Sidelining D’Ascenzo, and appointing a new Commissioner, who I strongly suspect will come from outside the ATO, and possibly from private enterprise, is the Labor Government’s way of responding to business criticism of the already fairly softly softly ATO approach to business as it is.
But since big business is Oliver Twist writ large – please sir, I want some more – the status quo is never enough. They want to pay less and less tax, and they want less and less ATO ‘interference’ in their affairs. What better way to gut the Tax Office than for business to appoint one of their own to lead it?
D’Ascenzo will go and it is likely an even more business friendly Commissioner will take the reins. This means a couple of things.
Tax policy is already moving in the direction of taxing labour more and more and capital less and less. Tax administration will follow. The focus of the ATO will shift even further away from big business to the little taxpayer, that is to workers and small business.
Now it is true the Government as part of the MYEFO announcements this week gave the ATO an extra $390 million to pursue transfer pricing – where multinationals manipulate pricing to shift profits from Australia to other often low tax jurisdictions – and tax avoidance more generally.
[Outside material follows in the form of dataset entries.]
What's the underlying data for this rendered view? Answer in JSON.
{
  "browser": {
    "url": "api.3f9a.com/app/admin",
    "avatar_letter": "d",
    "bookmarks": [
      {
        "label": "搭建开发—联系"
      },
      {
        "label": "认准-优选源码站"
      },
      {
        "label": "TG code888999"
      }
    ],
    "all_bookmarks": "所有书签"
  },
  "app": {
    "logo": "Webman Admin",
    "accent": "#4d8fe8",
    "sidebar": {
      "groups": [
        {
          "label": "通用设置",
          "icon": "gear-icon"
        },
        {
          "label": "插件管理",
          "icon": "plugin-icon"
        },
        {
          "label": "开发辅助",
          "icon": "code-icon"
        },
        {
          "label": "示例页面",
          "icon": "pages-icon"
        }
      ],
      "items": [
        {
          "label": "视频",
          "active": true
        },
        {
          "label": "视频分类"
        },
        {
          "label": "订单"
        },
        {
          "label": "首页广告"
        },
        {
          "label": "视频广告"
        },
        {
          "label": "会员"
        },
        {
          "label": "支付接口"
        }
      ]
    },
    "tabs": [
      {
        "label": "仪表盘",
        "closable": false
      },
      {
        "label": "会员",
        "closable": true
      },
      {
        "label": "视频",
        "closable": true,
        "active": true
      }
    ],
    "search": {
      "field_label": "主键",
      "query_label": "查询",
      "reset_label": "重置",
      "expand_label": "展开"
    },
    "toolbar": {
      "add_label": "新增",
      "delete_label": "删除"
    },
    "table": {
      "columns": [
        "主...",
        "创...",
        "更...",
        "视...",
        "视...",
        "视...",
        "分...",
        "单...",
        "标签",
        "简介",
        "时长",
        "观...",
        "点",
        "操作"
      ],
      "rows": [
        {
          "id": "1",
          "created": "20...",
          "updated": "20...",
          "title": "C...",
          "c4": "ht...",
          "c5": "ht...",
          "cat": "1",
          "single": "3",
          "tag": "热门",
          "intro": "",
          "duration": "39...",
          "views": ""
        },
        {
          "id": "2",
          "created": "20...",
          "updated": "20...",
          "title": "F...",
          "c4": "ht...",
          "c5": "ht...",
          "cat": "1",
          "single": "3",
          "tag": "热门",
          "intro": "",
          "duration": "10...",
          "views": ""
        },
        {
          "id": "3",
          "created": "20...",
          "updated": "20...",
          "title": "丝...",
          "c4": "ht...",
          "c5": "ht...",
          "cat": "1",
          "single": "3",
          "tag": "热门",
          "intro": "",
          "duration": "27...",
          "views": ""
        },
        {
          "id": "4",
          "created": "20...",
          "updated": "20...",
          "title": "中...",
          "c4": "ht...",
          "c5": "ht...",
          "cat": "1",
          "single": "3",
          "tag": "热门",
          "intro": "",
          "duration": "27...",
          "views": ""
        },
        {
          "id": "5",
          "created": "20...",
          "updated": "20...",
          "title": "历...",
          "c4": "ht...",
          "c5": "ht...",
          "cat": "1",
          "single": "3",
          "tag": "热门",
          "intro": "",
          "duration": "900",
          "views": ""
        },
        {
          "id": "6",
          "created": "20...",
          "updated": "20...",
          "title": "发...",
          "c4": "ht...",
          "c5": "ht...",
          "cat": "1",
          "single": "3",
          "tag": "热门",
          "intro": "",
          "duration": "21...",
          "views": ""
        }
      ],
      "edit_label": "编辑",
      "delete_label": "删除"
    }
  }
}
This will, the government estimates, raise an extra $2.5 bn.
Why limit it to $390 million if it is going to bring in six times that amount of revenue, an amount I suspect is an under-estimate? Years of chronic underfunding of the ATO and the destruction wreaked by Labor’s efficiency dividend have undermined the ATO’s capacity to pursue the big end of town fully. There is a gold mine out there.
On top of that, the courts are destroying the general anti-avoidance provision with neoliberal interpretations (much as they did in the 70s with its predecessor) so without a more effective and re-written anti-avoidance provision the extra money may not produce the hoped for results. Or alternatively an effective anti avoidance provision, instead of the currently hamstrung one, might bring in billions more if the ATO were to be more adequately resourced.
As tax revenue from business continues to fall, in part because of tax avoidance, and the Government finds it harder and harder to squeeze more money out of ordinary workers, Gillard and Swan or Abbott and Hockey will further cut social welfare, health and education spending.
For tax officers it will mean trying to collect tax under a new regime whose raison d’etre is profit, not tax. This fundamentally misunderstands the role of the State and its revenue collector under capitalism. Should the defence forces also be run along business lines?
The Henry Tax Review recommended setting up a board to advise the Commissioner ‘on the general organisation and management of the ATO.’ I suspect Labor will go further and not only appoint an outsider to run the ATO but set up an ‘independent’ Board of business men and women and other pro-business figures to manage the ATO, not just advise it.
This Grundnorm of profit, profit, profit, rather than tax as the price we pay for civilised society, could destroy the culture and ethics of the ATO. With a potential fox in charge of the hen house, revenue from companies could well dry up and ordinary workers would pay – either through more tax or savage cuts to government spending and services.
Is there an alternative? Yes. Tax the rich and give the ATO enough funding for it to do its job as the collector of tax rather than the handmaiden of business. Make the rich pay. That is something Labor won’t do.
John is a former Assistant Commissioner of Taxation.